- Parham Ghobadi
- BBC Persian Service
Videos posted on social media show an Iranian teenager protesting hours before her death, her mother told the BBC’s Persian service.
Nika Shakarami, 16, is seen standing on top of a dumpster and burning her veil in Tehran on September 20, as others chant anti-Islamic Republic slogans.
Hours later, Nika disappeared after telling a friend that she was being pursued by the police.
Iranian authorities showed another video, taken by security cameras, which showed that Nika was allegedly in another location at the time of the protests – suggesting that her death was not linked to the demonstrations.
But Nika’s mother Nasrin said the security camera footage released by authorities is not of her daughter.
Nasrin Shakarami accuses security forces of murdering his daughter. Iranian authorities said the young woman died after being thrown from a building under construction, possibly by construction workers.
Last week, Iranian state TV broadcast blurry footage showing a teenage girl or woman identified as Nika walking down an alley and entering a building through a door.
But Nasrin told the BBC on Monday that the person in this video was not his daughter. Another source close to the family also said that the way she walked was different from Nika’s.
Nasrin also claimed that his sister Atash and brother Mohsen were forced to make false statements about Nika’s death while in detention.
“They threatened to detain my brother’s four-year-old son,” she said.
In a TV report last week, Mohsen appears speaking out against the protests, while someone off-camera seems to whisper to him: “Say it, you bastard!” Meanwhile, Atash said that Nika “died falling off a building”. They were released after the statements.
Nika’s family said they located her body at the morgue 10 days after she disappeared, and that they were only allowed by authorities to see her face for a few seconds to identify her.
According to Atash, the Revolutionary Guards informed him that Nika was in custody for five days and was later handed over to prison authorities.
The mother said that Nika disappeared hours after participating in the protest portrayed in videos that circulated on social media in recent days.
In one, a girl dressed in black standing in a dumpster on the street waves a flaming veil. A crowd around her chants “death to the dictator”—a reference to the supreme leader, Ayatollah Ali Khamenei, who has the final say in all matters of state. Another video shows the same scene from a different angle.
“Like Nika, I have been against the mandatory hijab (Islamic veil) since I was a child.
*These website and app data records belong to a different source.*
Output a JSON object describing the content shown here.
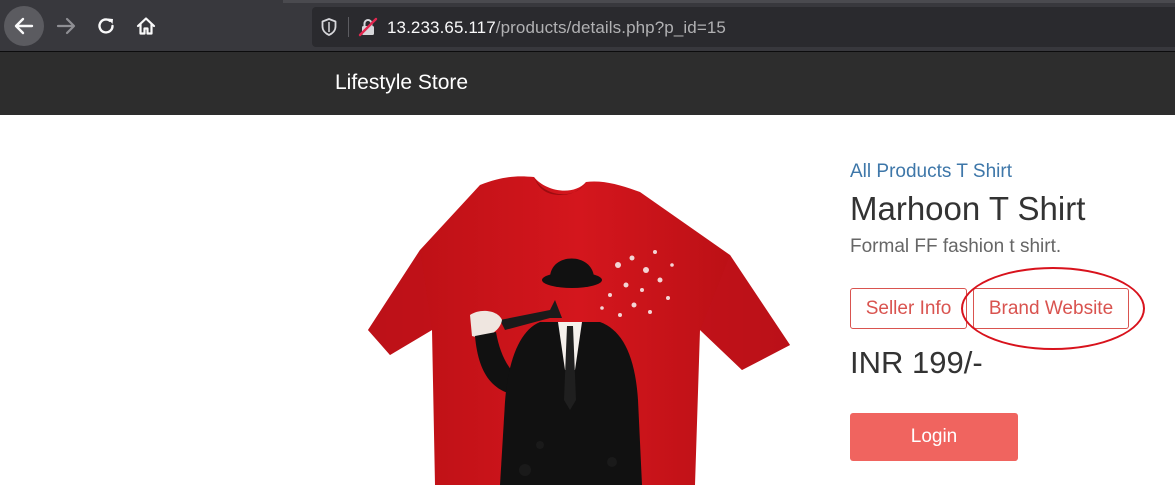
{
  "browser": {
    "url_host": "13.233.65.117",
    "url_path": "/products/details.php?p_id=15"
  },
  "site": {
    "brand": "Lifestyle Store"
  },
  "product": {
    "breadcrumb": [
      "All Products",
      "T Shirt"
    ],
    "name": "Marhoon T Shirt",
    "description": "Formal FF fashion t shirt.",
    "seller_info_label": "Seller Info",
    "brand_website_label": "Brand Website",
    "price": "INR 199/-",
    "login_label": "Login"
  },
  "colors": {
    "accent": "#d9534f",
    "login_bg": "#f0645f",
    "link": "#3e77a9",
    "annotation": "#d8121c"
  }
}
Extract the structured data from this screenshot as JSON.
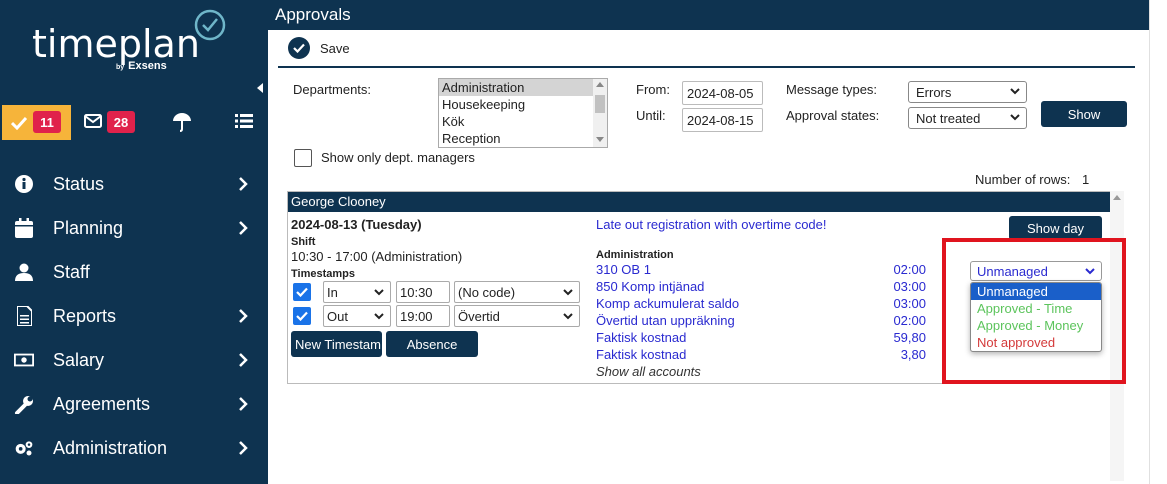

But my generation was not brave enough to protest,” Shakarami told the BBC.
“People my age accepted years of repression, subpoena and humiliation, but my daughter protested and she had every right to do so.”
“Generation Z” — defined as those born in 1997 and 2012 — have been at the forefront of protests sparked by the death of Mahsa Amini, a 22-year-old woman who was detained by morality police for allegedly violating the Islamic Republic’s strict hijab law.
Nika isn’t the only young protester to be killed during the riots.
The family of Hadis Najafi, 22, said she was shot dead by security forces while protesting in the city of Karaj, west of Tehran, on September 21.
Another 16-year-old girl, Sarina Esmailzadeh, reportedly died after being severely beaten on the head with batons by security forces during protests in Karaj on September 23, according to the NGO Amnesty International.
On Monday, the Iranian Society for the Protection of the Rights of the Child reported that 28 children had been killed during the protests.
Many other children were arrested and held in detention centers, according to the entity.